To do: An exact, complete copy of the entries is needed, with the pictures left out.

[[ Dataset extract, beginning ]]

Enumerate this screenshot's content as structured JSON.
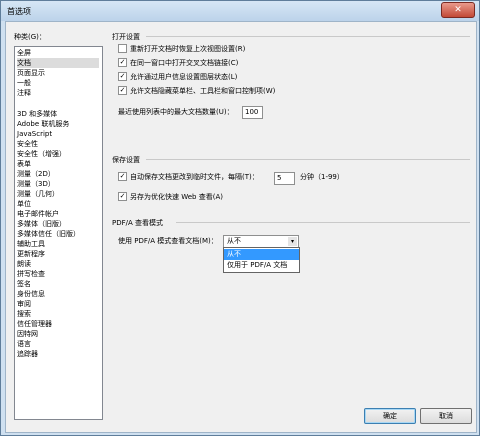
{
  "window": {
    "title": "首选项",
    "close_glyph": "✕"
  },
  "categories": {
    "label": "种类(G)：",
    "top_items": [
      "全屏",
      "文档",
      "页面显示",
      "一般",
      "注释"
    ],
    "selected": "文档",
    "items": [
      "3D 和多媒体",
      "Adobe 联机服务",
      "JavaScript",
      "安全性",
      "安全性（增强）",
      "表单",
      "测量（2D）",
      "测量（3D）",
      "测量（几何）",
      "单位",
      "电子邮件帐户",
      "多媒体（旧版）",
      "多媒体信任（旧版）",
      "辅助工具",
      "更新程序",
      "朗读",
      "拼写检查",
      "签名",
      "身份信息",
      "审阅",
      "搜索",
      "信任管理器",
      "因特网",
      "语言",
      "追踪器"
    ]
  },
  "open_settings": {
    "title": "打开设置",
    "options": [
      {
        "label": "重新打开文档时恢复上次视图设置(R)",
        "checked": false
      },
      {
        "label": "在同一窗口中打开交叉文档链接(C)",
        "checked": true
      },
      {
        "label": "允许通过用户信息设置图层状态(L)",
        "checked": true
      },
      {
        "label": "允许文档隐藏菜单栏、工具栏和窗口控制项(W)",
        "checked": true
      }
    ],
    "recent_label": "最近使用列表中的最大文档数量(U)：",
    "recent_value": "100"
  },
  "save_settings": {
    "title": "保存设置",
    "autosave_label": "自动保存文档更改到临时文件，每隔(T)：",
    "autosave_checked": true,
    "autosave_value": "5",
    "autosave_unit": "分钟（1-99）",
    "fastweb_label": "另存为优化快速 Web 查看(A)",
    "fastweb_checked": true
  },
  "pdfa": {
    "title": "PDF/A 查看模式",
    "mode_label": "使用 PDF/A 模式查看文档(M)：",
    "selected": "从不",
    "options": [
      "从不",
      "仅用于 PDF/A 文档"
    ]
  },
  "buttons": {
    "ok": "确定",
    "cancel": "取消"
  },
  "check_glyph": "✓",
  "arrow_glyph": "▾"
}
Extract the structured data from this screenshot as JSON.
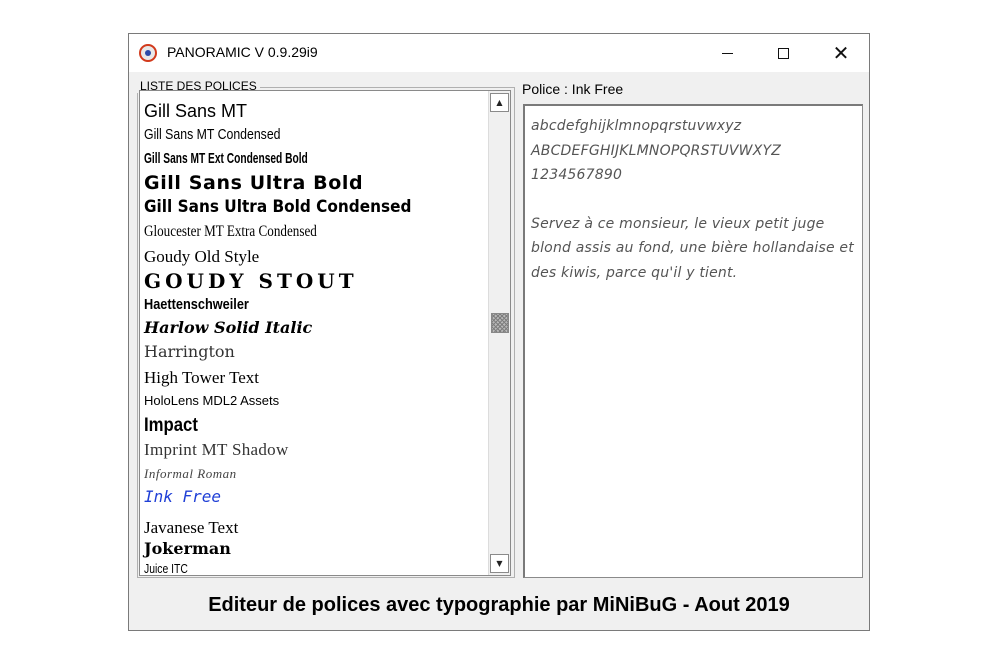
{
  "window": {
    "title": "PANORAMIC V 0.9.29i9",
    "icon": "panoramic-app-icon",
    "controls": {
      "minimize": "minimize-icon",
      "maximize": "maximize-icon",
      "close": "close-icon"
    }
  },
  "font_list": {
    "group_label": "LISTE DES POLICES",
    "items": [
      "Gill Sans MT",
      "Gill Sans MT Condensed",
      "Gill Sans MT Ext Condensed Bold",
      "Gill Sans Ultra Bold",
      "Gill Sans Ultra Bold Condensed",
      "Gloucester MT Extra Condensed",
      "Goudy Old Style",
      "GOUDY STOUT",
      "Haettenschweiler",
      "Harlow Solid Italic",
      "Harrington",
      "High Tower Text",
      "HoloLens MDL2 Assets",
      "Impact",
      "Imprint MT Shadow",
      "Informal Roman",
      "Ink Free",
      "Javanese Text",
      "Jokerman",
      "Juice ITC"
    ],
    "selected": "Ink Free",
    "selected_color": "#1f3fd6"
  },
  "preview": {
    "label": "Police : Ink Free",
    "lowercase": "abcdefghijklmnopqrstuvwxyz",
    "uppercase": "ABCDEFGHIJKLMNOPQRSTUVWXYZ",
    "digits": "1234567890",
    "sentence": "Servez à ce monsieur, le vieux petit juge blond assis au fond, une bière hollandaise et des kiwis, parce qu'il y tient."
  },
  "footer": {
    "text": "Editeur de polices avec typographie par MiNiBuG - Aout 2019"
  }
}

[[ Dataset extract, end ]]

Exercise response:
Enumerate this screenshot's content as structured JSON.
{
  "window": {
    "title": "首选项",
    "close_glyph": "✕"
  },
  "categories": {
    "label": "种类(G)：",
    "top_items": [
      "全屏",
      "文档",
      "页面显示",
      "一般",
      "注释"
    ],
    "selected": "文档",
    "items": [
      "3D 和多媒体",
      "Adobe 联机服务",
      "JavaScript",
      "安全性",
      "安全性（增强）",
      "表单",
      "测量（2D）",
      "测量（3D）",
      "测量（几何）",
      "单位",
      "电子邮件帐户",
      "多媒体（旧版）",
      "多媒体信任（旧版）",
      "辅助工具",
      "更新程序",
      "朗读",
      "拼写检查",
      "签名",
      "身份信息",
      "审阅",
      "搜索",
      "信任管理器",
      "因特网",
      "语言",
      "追踪器"
    ]
  },
  "open_settings": {
    "title": "打开设置",
    "options": [
      {
        "label": "重新打开文档时恢复上次视图设置(R)",
        "checked": false
      },
      {
        "label": "在同一窗口中打开交叉文档链接(C)",
        "checked": true
      },
      {
        "label": "允许通过用户信息设置图层状态(L)",
        "checked": true
      },
      {
        "label": "允许文档隐藏菜单栏、工具栏和窗口控制项(W)",
        "checked": true
      }
    ],
    "recent_label": "最近使用列表中的最大文档数量(U)：",
    "recent_value": "100"
  },
  "save_settings": {
    "title": "保存设置",
    "autosave_label": "自动保存文档更改到临时文件，每隔(T)：",
    "autosave_checked": true,
    "autosave_value": "5",
    "autosave_unit": "分钟（1-99）",
    "fastweb_label": "另存为优化快速 Web 查看(A)",
    "fastweb_checked": true
  },
  "pdfa": {
    "title": "PDF/A 查看模式",
    "mode_label": "使用 PDF/A 模式查看文档(M)：",
    "selected": "从不",
    "options": [
      "从不",
      "仅用于 PDF/A 文档"
    ]
  },
  "buttons": {
    "ok": "确定",
    "cancel": "取消"
  },
  "check_glyph": "✓",
  "arrow_glyph": "▾"
}
Extract the structured data from this screenshot as JSON.
{
  "window": {
    "title": "PANORAMIC V 0.9.29i9",
    "icon": "panoramic-app-icon",
    "controls": {
      "minimize": "minimize-icon",
      "maximize": "maximize-icon",
      "close": "close-icon"
    }
  },
  "font_list": {
    "group_label": "LISTE DES POLICES",
    "items": [
      "Gill Sans MT",
      "Gill Sans MT Condensed",
      "Gill Sans MT Ext Condensed Bold",
      "Gill Sans Ultra Bold",
      "Gill Sans Ultra Bold Condensed",
      "Gloucester MT Extra Condensed",
      "Goudy Old Style",
      "GOUDY STOUT",
      "Haettenschweiler",
      "Harlow Solid Italic",
      "Harrington",
      "High Tower Text",
      "HoloLens MDL2 Assets",
      "Impact",
      "Imprint MT Shadow",
      "Informal Roman",
      "Ink Free",
      "Javanese Text",
      "Jokerman",
      "Juice ITC"
    ],
    "selected": "Ink Free",
    "selected_color": "#1f3fd6"
  },
  "preview": {
    "label": "Police : Ink Free",
    "lowercase": "abcdefghijklmnopqrstuvwxyz",
    "uppercase": "ABCDEFGHIJKLMNOPQRSTUVWXYZ",
    "digits": "1234567890",
    "sentence": "Servez à ce monsieur, le vieux petit juge blond assis au fond, une bière hollandaise et des kiwis, parce qu'il y tient."
  },
  "footer": {
    "text": "Editeur de polices avec typographie par MiNiBuG - Aout 2019"
  }
}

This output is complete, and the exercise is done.